Fifty million year old fossils of Xenopus have been found, according to Dr. Kelley.  She speculated that this adaptable frog will outlive the human species.

Dr. Kelley traces her personal connection to Xenopus frogs back to her early interests in hormones and sexual differentiation. After studying bird song at the beginning of her career, as a post-doctoral researcher, she she began working with frogs because it is “easier to take the whole system apart and figure out how it works.”

After speaking with us for around 40 minutes, Dr. Kelley showed us the frog room. She warned us before we went in that “it’s not too thrilling. They all look alike.” The frogs were stored in clear plastic tanks on metal shelves. In contrast to the sunny seminar room, this room was windowless.  With a concrete floor it resembled a small storage closet.

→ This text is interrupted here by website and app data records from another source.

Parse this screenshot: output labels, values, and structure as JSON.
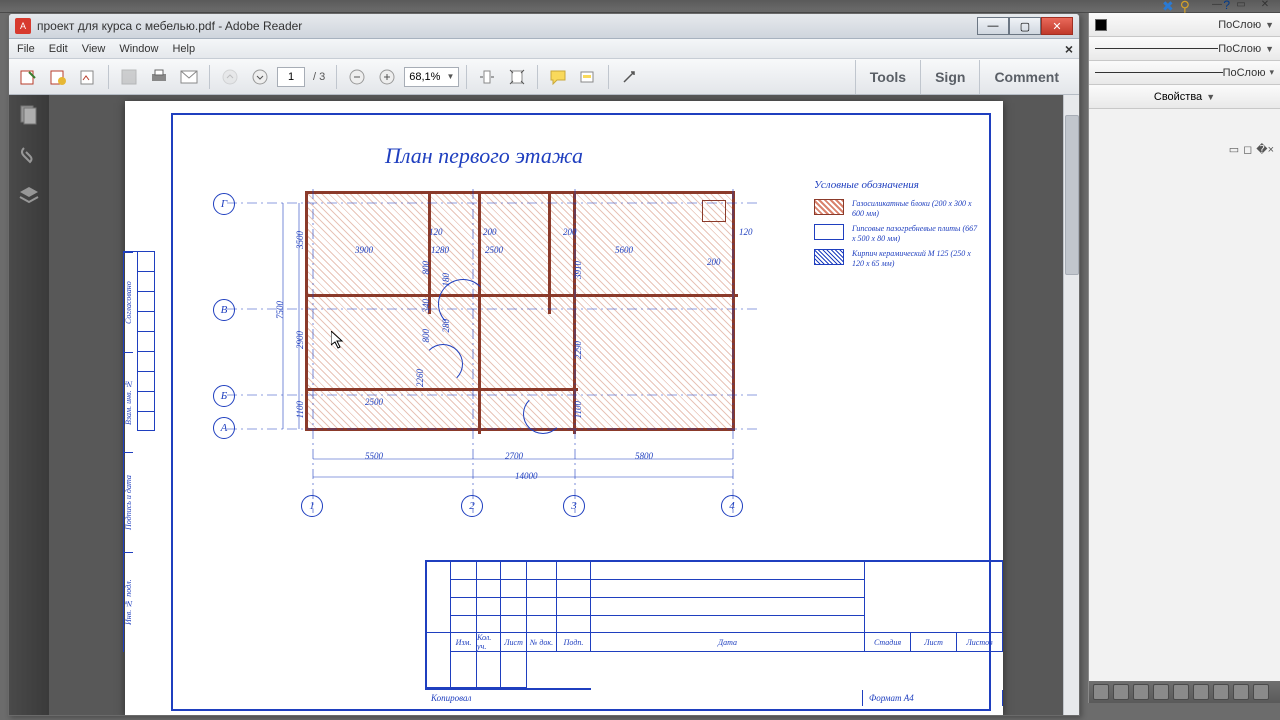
{
  "outer": {
    "help": "?"
  },
  "reader": {
    "title": "проект для курса с мебелью.pdf - Adobe Reader",
    "menu": [
      "File",
      "Edit",
      "View",
      "Window",
      "Help"
    ],
    "toolbar": {
      "page_current": "1",
      "page_total": "/ 3",
      "zoom": "68,1%"
    },
    "right_actions": [
      "Tools",
      "Sign",
      "Comment"
    ]
  },
  "drawing": {
    "title": "План первого этажа",
    "axes_v": [
      "Г",
      "В",
      "Б",
      "А"
    ],
    "axes_h": [
      "1",
      "2",
      "3",
      "4"
    ],
    "dims": {
      "top_inside": [
        "3900",
        "1280",
        "2500",
        "5600"
      ],
      "top_small": [
        "120",
        "200",
        "200",
        "120",
        "200"
      ],
      "left": [
        "3500",
        "2900",
        "1100",
        "7500"
      ],
      "internal_v": [
        "800",
        "340",
        "800",
        "180",
        "2260",
        "280"
      ],
      "right_v": [
        "3910",
        "2290",
        "1100"
      ],
      "bottom_inside": [
        "2500"
      ],
      "bottom": [
        "5500",
        "2700",
        "5800"
      ],
      "overall": "14000"
    },
    "legend": {
      "title": "Условные обозначения",
      "items": [
        {
          "swatch": "hatch1",
          "text": "Газосиликатные блоки (200 x 300 x 600 мм)"
        },
        {
          "swatch": "blank",
          "text": "Гипсовые пазогребневые плиты (667 x 500 x 80 мм)"
        },
        {
          "swatch": "hatch2",
          "text": "Кирпич керамический М 125 (250 x 120 x 65 мм)"
        }
      ]
    },
    "stamp": {
      "side": [
        "Согласовано",
        "Взам. инв. №",
        "Подпись и дата",
        "Инв. № подл."
      ],
      "cols": [
        "Изм.",
        "Кол. уч.",
        "Лист",
        "№ док.",
        "Подп.",
        "Дата"
      ],
      "right_cols": [
        "Стадия",
        "Лист",
        "Листов"
      ],
      "footer": [
        "Копировал",
        "Формат А4"
      ]
    }
  },
  "cad": {
    "rows": [
      "ПоСлою",
      "ПоСлою",
      "ПоСлою"
    ],
    "props": "Свойства"
  }
}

A mechanical hum—the whir of machines, maybe an air conditioning unit—washed the room in sound. A sheet of paper entitled: “Frog Care Procedures” was taped to the door with instructions on how to care for a sick frog: “Isolate and place on bottom shelf” followed by a phone number for reporting the sick frog. Also, the care procedures instructed, in the case of death: “Separate tank, spray it with bleach.”
There were around eleven species of frogs in the room as well as a chimera that Dr. Kelley had made by fusing two embryos together. She picked up a wriggling frog for us to examine, inviting us to touch his slime, promising it felt like “velvet.” Despite her comment that the frogs all looked alike, she spoke affectionately to and about the frogs, calling one “sweetie.”  Cooing to the chimera frog, she remarked: “She’s so big!”  And concluded “these guys are in very good shape.”

The full interview is available on SoundCloud